▸ PROMPT
Every line of the data that includes "text" should be copied out.

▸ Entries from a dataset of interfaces

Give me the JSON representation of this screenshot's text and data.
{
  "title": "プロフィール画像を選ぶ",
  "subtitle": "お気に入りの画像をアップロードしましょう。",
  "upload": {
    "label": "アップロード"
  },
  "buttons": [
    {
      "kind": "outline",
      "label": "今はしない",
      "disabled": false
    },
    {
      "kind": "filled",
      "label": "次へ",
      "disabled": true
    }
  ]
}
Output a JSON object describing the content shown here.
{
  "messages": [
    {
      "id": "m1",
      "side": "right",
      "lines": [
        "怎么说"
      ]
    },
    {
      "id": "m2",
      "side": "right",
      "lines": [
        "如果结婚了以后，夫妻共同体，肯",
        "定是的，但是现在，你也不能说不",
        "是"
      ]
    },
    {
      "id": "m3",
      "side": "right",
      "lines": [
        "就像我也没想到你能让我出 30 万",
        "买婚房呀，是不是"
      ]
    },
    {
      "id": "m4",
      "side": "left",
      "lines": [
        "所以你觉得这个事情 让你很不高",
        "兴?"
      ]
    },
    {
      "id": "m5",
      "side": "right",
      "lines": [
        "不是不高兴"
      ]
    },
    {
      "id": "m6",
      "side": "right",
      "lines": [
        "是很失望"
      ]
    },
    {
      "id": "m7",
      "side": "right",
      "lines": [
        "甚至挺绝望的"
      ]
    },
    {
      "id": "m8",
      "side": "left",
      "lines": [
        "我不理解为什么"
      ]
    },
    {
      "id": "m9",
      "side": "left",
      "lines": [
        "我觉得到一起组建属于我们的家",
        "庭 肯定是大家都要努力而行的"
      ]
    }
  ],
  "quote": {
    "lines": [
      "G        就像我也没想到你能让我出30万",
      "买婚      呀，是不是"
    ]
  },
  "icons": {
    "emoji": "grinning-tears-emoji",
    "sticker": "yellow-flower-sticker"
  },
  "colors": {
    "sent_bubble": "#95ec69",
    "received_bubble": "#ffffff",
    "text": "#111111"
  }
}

▸ RESPONSE AREA
Give me the JSON representation of this screenshot's text and data.
    "text": "#111111"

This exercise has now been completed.